The US shale boom, which has seen the country become a (periodic) net exporter of both oil and LNG, has massively disrupted global energy trade. As substantial volumes of US oil have headed to Europe, the continent’s much reduced need for imports have seen shipments from the Gulf sink dramatically. At the same time key Asian importers, such as Korea (MEES, 17 January), have also seen a rapid rise in US volumes.
The effect of both these trends can clearly be seen in freshly-released Suez Canal transit data for 2019. For the first time in decades southbound flows of oil in general, and crude in particular, outweighed northbound transits. The Suez Canal is the key shipping conduit linking the Atlantic Basin with Asia and the Middle East. So, less demand for Gulf crude in Europe and North America has meant a drop in oil shipments in a northerly direction, whilst much of the record US-to-Asia oil and LNG flows have passed south through the canal.

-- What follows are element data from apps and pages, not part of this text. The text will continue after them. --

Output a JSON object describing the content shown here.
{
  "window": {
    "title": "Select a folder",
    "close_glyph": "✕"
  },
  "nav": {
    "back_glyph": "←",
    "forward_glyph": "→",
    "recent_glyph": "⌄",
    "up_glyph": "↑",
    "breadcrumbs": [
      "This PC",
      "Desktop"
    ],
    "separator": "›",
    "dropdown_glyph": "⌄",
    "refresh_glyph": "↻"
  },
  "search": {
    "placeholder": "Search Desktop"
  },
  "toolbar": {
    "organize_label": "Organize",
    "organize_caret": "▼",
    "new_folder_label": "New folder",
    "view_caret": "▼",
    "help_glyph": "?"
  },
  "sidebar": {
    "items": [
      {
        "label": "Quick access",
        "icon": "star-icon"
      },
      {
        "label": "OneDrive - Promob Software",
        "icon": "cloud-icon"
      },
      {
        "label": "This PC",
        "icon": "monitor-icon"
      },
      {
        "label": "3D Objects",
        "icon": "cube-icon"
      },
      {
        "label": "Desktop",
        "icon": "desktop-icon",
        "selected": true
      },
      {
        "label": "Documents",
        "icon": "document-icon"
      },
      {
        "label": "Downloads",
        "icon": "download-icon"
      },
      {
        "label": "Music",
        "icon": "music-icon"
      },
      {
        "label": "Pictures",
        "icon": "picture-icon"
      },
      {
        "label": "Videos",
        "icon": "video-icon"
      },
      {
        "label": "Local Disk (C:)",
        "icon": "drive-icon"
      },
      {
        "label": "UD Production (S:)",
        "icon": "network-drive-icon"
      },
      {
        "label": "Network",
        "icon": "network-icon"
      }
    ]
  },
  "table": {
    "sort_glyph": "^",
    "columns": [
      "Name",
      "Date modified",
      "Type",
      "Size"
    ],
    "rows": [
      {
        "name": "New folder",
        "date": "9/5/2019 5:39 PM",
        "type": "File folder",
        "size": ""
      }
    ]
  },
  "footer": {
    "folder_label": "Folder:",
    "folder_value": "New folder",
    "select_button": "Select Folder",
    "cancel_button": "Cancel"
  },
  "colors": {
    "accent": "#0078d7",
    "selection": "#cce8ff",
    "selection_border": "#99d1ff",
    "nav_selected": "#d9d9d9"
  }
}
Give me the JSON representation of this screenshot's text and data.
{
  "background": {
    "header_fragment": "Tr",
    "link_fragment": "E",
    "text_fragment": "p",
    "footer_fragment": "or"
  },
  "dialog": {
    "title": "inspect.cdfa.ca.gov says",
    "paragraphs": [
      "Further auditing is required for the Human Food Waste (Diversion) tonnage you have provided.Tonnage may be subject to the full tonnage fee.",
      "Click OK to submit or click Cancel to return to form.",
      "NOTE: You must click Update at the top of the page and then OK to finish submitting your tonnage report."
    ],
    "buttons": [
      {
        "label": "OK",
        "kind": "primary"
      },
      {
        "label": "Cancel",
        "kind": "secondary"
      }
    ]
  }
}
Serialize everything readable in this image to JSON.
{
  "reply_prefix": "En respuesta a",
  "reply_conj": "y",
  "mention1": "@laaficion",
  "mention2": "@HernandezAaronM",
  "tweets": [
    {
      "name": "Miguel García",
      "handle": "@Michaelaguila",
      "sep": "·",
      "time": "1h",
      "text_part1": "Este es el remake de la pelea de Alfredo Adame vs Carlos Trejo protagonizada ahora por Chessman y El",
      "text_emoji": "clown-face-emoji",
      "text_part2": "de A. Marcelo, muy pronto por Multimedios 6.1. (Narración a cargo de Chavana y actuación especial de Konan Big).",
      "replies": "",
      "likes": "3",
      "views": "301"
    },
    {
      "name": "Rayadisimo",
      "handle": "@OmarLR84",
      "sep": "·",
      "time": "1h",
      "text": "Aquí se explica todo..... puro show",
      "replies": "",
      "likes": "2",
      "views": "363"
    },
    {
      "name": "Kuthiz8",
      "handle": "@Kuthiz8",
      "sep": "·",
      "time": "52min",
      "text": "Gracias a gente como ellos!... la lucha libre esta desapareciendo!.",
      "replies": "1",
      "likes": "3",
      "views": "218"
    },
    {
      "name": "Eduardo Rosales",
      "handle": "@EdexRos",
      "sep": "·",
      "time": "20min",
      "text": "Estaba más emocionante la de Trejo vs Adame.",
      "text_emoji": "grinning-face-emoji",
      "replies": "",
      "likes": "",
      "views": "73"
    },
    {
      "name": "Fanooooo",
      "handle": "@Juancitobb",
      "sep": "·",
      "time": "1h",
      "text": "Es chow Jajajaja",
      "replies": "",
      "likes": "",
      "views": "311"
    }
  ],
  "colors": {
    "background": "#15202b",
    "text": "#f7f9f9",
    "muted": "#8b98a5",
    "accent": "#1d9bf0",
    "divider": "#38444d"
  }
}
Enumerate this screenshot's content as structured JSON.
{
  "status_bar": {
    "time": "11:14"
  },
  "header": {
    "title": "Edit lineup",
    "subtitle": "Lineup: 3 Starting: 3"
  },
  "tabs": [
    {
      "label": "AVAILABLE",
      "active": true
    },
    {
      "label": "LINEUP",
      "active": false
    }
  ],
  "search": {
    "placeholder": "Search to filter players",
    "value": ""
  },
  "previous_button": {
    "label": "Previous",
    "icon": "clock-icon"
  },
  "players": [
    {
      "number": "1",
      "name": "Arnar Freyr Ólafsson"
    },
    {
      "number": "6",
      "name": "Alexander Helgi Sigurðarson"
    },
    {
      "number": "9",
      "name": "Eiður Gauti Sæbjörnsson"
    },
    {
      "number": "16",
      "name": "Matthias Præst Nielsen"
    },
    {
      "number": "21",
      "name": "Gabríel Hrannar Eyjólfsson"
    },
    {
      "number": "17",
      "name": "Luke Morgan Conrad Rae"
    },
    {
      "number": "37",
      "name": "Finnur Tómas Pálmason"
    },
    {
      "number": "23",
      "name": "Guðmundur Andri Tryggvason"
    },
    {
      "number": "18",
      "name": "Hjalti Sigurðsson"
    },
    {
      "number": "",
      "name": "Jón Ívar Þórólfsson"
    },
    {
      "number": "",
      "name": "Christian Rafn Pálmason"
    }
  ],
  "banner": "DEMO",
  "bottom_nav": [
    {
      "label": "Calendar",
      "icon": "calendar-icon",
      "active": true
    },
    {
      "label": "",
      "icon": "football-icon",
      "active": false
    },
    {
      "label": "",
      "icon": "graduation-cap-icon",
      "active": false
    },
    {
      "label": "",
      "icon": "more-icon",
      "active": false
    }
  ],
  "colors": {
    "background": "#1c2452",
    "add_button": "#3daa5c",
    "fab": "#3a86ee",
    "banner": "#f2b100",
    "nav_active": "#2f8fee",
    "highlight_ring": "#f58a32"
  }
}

Overall, the increasing complexity of global oil trade flows, with the US remaining a substantial importer as well as an exporter of crude, has been good for Suez. (CONTINUED - 1085 WORDS)